The Spice Boyz are burning up.
"I can't stand in one place, it's so hot!" Jason Roberts, star striker for Grenada's national soccer team, said as he gingerly stepped to the sideline yesterday at Howard University's Greene Stadium to relieve his burning feet.
Cleats and socks were no match for the searing artificial turf, where the Boyz -- who take their nickname from Grenada's spice industry -- have been training this week in preparation for Sunday's 2006 World Cup qualifier against the heavily favored United States in Columbus, Ohio.
"Ya, mon, it's hotter here than in Grenada," Coach Alister Debellotte said. "The sun is biting us."
Grenada, a speck of islands in the southern Caribbean, sent its obscure team to Washington for training camp because of the strong ties between its soccer federation and the expatriate community in this area. A group of six local residents, including Mount Rainier attorney Windell Thomas, a former Howard player, helped arrange the stay.
The players have lived in a dormitory next to the stadium, eaten lunch in the campus cafeteria and strategized in the dorm's stately club room. Yesterday before practice, Debellotte was moving Styrofoam and plastic cups around on a table in front of the assembled players to illustrate formations.
The delegation attended a reception at the Grenada embassy on Wednesday and met with Ambassador Denis Antoine. Today they will fly to Columbus for the opener of a two-game, total-goals second-round series, with the return leg a week later in St. George's, the Grenadan capital. The winner will advance to the semifinal round starting in August.
"We feel like we're at home," said Debellotte, a former soccer and cricket player. "Everyone has been very, very, very accommodating. We can depend on the people here; they know what we need. It's good to be around friends."
Howard's connections to Grenada go well beyond soccer. The country's prime minister, Keith Mitchell, earned his masters in mathematics from Howard in 1975. And after receiving his PhD from American University, he was a Howard professor for six years.

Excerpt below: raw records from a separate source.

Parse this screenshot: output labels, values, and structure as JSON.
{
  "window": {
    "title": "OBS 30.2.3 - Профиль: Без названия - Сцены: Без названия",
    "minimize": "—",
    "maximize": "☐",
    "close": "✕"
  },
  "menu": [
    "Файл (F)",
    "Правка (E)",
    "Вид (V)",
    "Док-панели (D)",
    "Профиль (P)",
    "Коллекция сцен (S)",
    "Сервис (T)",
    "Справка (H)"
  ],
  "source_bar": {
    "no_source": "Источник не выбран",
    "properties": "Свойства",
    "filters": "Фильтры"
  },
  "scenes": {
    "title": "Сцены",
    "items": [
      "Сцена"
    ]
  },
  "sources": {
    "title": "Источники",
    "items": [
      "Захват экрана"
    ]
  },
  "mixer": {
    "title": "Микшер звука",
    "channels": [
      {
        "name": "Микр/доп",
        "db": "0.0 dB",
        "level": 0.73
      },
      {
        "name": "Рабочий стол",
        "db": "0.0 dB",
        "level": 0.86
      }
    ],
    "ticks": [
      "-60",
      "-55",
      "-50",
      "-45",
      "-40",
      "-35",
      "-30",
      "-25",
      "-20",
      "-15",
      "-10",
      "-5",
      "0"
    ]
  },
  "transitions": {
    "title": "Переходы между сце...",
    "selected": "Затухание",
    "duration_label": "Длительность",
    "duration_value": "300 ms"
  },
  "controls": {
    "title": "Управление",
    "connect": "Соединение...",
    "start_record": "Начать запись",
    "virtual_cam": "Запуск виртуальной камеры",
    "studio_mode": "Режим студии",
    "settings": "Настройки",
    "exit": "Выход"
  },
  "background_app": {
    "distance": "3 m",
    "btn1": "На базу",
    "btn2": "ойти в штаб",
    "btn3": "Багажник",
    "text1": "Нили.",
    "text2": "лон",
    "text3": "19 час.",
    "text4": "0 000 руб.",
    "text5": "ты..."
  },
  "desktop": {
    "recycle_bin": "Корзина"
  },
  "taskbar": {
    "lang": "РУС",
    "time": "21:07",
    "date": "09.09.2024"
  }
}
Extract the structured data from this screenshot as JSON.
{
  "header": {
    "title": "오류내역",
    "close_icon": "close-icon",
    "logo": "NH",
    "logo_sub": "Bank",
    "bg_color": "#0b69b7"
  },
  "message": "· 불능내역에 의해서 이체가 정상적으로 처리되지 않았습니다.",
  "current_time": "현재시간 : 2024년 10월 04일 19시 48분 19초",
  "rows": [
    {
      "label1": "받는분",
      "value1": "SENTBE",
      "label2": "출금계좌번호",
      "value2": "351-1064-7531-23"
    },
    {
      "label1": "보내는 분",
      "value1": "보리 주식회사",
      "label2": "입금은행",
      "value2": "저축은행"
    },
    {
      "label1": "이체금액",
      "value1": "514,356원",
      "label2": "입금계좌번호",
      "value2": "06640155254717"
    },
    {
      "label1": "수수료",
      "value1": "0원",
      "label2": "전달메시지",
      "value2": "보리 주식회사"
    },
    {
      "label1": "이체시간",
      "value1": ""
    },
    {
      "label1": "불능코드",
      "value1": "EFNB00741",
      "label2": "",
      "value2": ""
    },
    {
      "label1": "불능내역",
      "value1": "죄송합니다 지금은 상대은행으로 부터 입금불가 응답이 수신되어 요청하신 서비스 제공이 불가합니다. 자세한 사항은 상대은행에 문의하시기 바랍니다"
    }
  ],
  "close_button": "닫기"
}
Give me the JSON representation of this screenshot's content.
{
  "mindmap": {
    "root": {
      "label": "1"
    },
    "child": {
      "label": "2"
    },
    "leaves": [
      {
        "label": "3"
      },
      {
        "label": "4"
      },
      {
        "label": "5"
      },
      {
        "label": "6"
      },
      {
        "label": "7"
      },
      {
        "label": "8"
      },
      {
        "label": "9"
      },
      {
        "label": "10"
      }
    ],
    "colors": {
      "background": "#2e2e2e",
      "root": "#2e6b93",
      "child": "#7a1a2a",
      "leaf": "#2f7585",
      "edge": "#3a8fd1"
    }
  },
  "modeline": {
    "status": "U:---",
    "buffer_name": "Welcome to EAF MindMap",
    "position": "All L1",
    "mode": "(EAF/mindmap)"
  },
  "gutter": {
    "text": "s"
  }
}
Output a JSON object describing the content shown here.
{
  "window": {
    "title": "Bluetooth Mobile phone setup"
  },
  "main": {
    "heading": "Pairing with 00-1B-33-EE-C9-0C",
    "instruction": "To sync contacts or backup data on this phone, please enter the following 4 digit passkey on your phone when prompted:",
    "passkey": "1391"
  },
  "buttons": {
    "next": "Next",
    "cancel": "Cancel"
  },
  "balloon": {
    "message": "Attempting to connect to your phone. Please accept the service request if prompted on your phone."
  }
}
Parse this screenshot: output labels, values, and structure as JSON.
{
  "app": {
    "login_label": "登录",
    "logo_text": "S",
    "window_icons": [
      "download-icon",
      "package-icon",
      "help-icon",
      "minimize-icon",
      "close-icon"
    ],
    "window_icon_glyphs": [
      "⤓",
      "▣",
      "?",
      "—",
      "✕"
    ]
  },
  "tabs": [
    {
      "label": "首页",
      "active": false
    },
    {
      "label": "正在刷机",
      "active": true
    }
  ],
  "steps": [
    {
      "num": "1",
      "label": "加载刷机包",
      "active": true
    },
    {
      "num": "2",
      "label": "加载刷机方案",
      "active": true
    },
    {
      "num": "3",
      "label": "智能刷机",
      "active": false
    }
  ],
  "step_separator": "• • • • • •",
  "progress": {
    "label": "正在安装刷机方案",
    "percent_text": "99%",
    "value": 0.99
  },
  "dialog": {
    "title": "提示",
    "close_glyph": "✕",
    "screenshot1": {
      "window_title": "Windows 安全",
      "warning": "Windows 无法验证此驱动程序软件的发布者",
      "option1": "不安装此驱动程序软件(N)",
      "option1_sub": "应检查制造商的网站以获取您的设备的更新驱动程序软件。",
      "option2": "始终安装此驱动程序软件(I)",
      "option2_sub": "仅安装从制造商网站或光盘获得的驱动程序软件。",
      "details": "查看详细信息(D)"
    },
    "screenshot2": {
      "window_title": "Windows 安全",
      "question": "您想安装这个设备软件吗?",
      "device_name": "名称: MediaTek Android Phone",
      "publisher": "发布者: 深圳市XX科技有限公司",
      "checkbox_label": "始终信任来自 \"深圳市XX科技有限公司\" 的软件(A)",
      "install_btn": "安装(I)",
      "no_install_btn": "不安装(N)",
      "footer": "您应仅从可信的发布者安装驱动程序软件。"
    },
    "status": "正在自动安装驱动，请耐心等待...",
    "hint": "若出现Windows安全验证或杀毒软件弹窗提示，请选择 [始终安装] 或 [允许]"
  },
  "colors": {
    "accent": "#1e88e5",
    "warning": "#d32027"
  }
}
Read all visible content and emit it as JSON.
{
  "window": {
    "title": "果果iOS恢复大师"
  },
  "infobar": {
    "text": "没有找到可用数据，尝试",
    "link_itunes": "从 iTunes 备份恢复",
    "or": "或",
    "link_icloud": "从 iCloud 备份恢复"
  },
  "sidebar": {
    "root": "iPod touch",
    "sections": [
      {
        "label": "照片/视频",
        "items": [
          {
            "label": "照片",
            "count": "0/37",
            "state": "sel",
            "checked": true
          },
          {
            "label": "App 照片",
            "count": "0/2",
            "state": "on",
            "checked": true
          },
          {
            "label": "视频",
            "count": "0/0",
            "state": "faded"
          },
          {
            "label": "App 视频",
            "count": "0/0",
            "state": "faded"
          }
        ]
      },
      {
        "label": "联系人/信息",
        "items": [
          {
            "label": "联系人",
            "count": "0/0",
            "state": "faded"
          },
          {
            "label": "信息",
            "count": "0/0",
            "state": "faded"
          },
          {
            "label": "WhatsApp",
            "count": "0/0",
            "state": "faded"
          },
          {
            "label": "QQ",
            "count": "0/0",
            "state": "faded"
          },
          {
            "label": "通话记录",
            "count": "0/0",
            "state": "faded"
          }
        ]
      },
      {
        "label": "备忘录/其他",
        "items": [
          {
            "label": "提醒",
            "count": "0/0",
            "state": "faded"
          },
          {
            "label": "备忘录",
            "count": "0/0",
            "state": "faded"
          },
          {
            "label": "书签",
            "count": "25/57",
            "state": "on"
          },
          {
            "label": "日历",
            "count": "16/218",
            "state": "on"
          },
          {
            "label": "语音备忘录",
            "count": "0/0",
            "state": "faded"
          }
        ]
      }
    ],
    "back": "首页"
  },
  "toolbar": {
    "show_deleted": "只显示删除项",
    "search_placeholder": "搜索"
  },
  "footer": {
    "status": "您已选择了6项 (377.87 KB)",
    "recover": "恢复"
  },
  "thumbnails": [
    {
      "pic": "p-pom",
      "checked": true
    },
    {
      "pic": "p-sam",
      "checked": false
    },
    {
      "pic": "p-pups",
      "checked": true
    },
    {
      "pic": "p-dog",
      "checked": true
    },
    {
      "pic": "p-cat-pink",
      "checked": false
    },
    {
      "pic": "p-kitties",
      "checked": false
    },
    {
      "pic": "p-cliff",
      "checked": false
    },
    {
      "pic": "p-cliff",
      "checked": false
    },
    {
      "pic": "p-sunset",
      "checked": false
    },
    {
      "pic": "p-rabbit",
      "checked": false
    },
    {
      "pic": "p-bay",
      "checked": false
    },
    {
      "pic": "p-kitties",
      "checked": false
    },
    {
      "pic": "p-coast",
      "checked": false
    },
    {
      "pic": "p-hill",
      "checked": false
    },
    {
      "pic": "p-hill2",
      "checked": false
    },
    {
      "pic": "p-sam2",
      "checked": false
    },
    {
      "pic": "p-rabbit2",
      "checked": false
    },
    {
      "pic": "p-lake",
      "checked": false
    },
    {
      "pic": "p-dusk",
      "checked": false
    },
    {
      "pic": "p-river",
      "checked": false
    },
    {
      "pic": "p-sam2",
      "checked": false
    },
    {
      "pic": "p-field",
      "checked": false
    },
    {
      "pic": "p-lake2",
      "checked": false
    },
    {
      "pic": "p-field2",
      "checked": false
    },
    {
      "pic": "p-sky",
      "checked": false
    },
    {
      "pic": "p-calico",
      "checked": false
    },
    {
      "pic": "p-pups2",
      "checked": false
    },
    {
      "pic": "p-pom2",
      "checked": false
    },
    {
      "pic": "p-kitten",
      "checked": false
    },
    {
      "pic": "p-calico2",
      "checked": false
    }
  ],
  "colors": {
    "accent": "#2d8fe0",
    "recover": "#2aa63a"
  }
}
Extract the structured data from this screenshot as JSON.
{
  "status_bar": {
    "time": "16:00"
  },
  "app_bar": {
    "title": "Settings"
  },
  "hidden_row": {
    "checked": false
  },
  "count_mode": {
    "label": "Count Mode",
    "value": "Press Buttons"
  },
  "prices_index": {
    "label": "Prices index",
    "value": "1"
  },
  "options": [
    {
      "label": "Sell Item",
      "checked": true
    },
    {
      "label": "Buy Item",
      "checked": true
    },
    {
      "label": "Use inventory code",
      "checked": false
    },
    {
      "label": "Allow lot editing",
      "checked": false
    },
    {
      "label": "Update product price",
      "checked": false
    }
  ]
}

Starting goalkeeper Kellon Baptiste, whose full-time job is as a dockworker, has been to Washington a few times. His brother Kyron attended the University of the District of Columbia for a year before transferring to Lincoln (Pa.) to play basketball and soccer, and is now working on his masters at Strayer.
Several hundred Grenadans living in the United States are planning to travel to Columbus. "They're coming from Washington, New York, Texas, Canada," Debellotte said. "There are probably more Grenadans in the United States than in Grenada."
Grenada has a population of about 95,000 and is best known to Americans for being invaded by U.S. forces in 1983 to stop a political uprising and disrupt Cuba's influence. It's also known as the Island of Spice, primarily for its nutmeg exports; what it's not known for is exporting soccer players, although with this series against the United States, ranked ninth in the world, No. 138-ranked Grenada hopes to improve its profile. "We need players to get exposure," Debellotte said.
The team has also used family ties to boost its shallow player pool. Roberts, the squad's most accomplished player as a member of English First Division club Wigan Athletic, grew up in London, but because his father is from Grenada, he is eligible to represent the country.
Others playing in England are defender Anthony Bedeau with Torquay United, which was just promoted to the Second Division; and midfielder Byron Bubb, who began his career with Millwall and now toils for minor league Aylesbury United.
Most of the players, however, compete on their country's amateur circuit and hold regular jobs. Forward Kithson Bain works construction and defender Brian Benjamin works in the upholstery business.
"Seems like we don't have a chance, from what I've been told," Roberts said sarcastically about his team's prospects against the Americans, quarterfinalists at the 2002 World Cup.
Despite playing alongside many amateurs on the national team, Roberts said: "Their ability is much more than what they've been given credit for. Being on the island, it's hard to be recognized as good footballers. A game like this is a good opportunity to show people how good they are against a top international team."
The Spice Boy with the most insight into the U.S. team is midfielder Shalrie Joseph, who played at St. John's University and now starts for the MLS's New England Revolution. Teammate Ricky Charles was an all-American at South Carolina-Spartanburg.
"We are positive," Baptiste said. "The players understand they're playing a big team, but we're going to go as far as we can. It's a great opportunity for us. . . . A good performance, to me, that's a win."